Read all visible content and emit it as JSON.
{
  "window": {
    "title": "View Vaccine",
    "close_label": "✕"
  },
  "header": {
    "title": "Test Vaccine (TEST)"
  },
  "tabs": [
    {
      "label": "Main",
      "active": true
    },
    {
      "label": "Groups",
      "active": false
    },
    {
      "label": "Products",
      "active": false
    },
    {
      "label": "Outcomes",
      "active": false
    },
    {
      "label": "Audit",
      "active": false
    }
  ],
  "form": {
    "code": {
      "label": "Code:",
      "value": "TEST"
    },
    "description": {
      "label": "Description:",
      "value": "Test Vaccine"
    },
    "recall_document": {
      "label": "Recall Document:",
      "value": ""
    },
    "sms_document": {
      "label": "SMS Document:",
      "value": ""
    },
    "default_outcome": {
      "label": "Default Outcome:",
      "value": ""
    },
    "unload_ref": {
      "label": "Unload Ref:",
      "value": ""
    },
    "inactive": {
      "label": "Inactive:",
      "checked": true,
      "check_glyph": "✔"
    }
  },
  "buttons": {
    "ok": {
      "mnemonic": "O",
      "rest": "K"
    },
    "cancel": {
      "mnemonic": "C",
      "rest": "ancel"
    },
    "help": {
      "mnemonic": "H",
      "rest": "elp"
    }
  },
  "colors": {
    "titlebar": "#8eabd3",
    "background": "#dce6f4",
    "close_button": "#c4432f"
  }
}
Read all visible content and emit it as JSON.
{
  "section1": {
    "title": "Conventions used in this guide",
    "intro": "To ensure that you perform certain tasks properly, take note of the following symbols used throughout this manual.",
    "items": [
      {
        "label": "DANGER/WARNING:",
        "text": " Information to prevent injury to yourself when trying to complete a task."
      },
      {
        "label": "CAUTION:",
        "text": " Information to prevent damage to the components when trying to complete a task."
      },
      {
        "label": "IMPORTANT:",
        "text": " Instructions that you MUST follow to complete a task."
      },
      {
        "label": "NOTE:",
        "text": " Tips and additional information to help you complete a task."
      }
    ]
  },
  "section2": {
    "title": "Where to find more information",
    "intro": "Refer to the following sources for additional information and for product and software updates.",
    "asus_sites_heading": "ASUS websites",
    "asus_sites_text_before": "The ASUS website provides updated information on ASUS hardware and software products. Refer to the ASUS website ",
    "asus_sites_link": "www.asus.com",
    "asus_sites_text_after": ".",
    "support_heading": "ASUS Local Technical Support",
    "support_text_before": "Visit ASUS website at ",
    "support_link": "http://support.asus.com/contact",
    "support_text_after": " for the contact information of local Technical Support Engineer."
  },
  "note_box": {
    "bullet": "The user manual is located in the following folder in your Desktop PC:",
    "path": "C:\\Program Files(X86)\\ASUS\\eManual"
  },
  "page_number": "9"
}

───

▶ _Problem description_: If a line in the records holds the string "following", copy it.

▶ _Answer area_:
    "intro": "To ensure that you perform certain tasks properly, take note of the following symbols used throughout this manual.",
    "intro": "Refer to the following sources for additional information and for product and software updates.",
    "bullet": "The user manual is located in the following folder in your Desktop PC:",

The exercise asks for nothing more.